### RECORD SET
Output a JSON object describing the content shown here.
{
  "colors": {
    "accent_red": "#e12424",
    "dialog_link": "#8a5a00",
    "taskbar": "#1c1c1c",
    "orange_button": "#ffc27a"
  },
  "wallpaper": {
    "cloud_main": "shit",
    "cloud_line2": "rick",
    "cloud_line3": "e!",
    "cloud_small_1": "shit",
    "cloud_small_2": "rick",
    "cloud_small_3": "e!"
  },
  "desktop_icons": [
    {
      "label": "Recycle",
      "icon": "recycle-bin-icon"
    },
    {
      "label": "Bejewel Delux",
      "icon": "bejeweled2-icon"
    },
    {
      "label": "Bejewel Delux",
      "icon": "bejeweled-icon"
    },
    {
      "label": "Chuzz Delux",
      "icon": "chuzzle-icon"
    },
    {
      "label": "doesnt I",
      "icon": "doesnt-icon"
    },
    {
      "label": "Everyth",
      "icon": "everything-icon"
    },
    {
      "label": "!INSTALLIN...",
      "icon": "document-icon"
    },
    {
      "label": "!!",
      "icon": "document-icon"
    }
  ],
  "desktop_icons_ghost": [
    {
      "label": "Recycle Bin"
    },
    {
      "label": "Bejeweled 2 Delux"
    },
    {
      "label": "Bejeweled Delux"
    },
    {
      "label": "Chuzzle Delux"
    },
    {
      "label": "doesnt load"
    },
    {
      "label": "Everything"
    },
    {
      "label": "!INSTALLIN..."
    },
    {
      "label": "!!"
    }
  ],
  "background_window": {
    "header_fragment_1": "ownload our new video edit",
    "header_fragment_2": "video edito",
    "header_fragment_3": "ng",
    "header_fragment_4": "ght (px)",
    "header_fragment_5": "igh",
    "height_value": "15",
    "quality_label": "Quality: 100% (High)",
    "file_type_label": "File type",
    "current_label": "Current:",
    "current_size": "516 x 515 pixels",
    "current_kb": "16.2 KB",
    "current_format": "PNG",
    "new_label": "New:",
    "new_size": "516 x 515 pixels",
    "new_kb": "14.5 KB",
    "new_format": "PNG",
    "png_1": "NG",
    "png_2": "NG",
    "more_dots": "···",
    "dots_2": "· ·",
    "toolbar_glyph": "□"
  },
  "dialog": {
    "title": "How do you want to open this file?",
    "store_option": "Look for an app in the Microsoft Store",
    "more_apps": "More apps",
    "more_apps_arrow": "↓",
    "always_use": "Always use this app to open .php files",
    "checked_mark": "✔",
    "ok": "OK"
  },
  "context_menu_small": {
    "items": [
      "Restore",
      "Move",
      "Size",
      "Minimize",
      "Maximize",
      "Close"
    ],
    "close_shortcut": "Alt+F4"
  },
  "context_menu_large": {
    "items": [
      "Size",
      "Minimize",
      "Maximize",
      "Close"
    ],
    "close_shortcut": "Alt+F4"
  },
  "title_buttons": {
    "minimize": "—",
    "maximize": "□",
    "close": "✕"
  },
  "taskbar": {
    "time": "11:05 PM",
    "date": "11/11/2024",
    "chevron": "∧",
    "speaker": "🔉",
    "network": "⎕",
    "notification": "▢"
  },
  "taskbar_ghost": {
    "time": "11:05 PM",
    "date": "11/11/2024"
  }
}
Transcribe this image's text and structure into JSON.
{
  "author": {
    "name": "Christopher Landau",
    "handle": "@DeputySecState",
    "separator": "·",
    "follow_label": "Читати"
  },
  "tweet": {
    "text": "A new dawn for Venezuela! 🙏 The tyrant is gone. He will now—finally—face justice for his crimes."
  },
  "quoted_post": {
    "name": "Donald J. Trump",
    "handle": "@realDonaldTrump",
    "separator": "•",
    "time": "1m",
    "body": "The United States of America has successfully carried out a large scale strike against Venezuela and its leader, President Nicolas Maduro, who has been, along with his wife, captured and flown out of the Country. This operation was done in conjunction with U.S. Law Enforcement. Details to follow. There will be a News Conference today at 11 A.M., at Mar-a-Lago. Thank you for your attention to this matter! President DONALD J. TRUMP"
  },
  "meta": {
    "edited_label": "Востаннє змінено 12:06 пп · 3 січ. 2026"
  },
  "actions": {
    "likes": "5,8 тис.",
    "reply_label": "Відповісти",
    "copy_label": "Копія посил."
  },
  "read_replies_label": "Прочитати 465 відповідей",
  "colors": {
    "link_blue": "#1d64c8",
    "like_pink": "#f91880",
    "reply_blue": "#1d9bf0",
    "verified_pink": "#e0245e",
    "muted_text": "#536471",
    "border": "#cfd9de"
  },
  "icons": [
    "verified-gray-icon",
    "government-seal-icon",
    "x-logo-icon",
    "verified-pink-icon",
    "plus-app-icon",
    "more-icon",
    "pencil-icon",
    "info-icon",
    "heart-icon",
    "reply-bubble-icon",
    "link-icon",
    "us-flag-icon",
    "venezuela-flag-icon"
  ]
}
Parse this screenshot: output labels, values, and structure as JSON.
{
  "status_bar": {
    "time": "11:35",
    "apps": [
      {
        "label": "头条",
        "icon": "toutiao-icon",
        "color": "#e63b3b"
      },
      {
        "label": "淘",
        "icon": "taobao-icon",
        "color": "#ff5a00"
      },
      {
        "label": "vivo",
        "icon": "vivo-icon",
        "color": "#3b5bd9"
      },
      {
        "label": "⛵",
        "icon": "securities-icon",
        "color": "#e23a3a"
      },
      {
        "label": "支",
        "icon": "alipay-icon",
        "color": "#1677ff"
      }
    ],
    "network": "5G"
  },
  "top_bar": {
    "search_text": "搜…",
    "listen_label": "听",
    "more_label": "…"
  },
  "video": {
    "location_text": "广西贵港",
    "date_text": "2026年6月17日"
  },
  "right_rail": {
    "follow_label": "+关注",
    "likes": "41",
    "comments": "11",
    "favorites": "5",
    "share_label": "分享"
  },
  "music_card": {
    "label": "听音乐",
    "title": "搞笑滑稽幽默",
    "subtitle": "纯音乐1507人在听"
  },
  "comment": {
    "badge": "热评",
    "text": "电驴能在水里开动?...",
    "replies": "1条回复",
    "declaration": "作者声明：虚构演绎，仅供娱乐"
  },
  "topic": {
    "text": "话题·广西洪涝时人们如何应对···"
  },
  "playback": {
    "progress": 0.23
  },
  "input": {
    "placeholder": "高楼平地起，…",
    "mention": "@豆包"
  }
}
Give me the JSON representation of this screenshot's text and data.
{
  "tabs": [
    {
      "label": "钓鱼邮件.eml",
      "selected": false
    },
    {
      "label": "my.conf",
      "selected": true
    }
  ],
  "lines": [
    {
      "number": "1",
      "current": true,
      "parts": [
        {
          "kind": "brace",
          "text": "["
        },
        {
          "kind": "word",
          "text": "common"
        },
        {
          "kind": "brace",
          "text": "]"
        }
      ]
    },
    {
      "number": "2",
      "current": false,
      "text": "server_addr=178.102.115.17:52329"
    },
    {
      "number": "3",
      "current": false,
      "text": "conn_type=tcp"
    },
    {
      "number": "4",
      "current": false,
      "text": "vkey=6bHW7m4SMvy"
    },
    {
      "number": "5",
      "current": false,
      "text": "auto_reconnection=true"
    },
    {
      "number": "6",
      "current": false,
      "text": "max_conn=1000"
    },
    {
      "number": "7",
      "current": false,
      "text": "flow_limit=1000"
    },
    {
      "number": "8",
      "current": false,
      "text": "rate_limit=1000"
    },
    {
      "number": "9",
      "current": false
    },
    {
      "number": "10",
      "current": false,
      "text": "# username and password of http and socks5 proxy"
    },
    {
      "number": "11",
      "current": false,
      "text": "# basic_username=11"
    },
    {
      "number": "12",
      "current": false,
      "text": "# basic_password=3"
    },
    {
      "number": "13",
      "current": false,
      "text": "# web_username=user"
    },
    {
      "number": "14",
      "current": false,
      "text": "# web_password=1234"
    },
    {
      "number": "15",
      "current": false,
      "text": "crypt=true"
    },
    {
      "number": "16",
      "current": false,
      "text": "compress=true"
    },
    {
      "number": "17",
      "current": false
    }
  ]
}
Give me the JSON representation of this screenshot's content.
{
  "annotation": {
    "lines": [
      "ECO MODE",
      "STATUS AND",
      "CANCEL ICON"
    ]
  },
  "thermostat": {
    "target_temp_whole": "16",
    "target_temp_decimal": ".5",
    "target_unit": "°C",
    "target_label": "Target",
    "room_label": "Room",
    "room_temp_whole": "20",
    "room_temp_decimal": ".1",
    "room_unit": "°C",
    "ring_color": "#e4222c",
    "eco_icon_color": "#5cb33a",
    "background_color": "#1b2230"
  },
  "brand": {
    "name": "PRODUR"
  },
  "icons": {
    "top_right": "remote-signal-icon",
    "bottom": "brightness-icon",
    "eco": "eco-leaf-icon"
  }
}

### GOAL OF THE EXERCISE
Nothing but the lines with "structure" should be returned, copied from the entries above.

### WRITTEN ANSWER
Transcribe this image's text and structure into JSON.
Parse this screenshot: output labels, values, and structure as JSON.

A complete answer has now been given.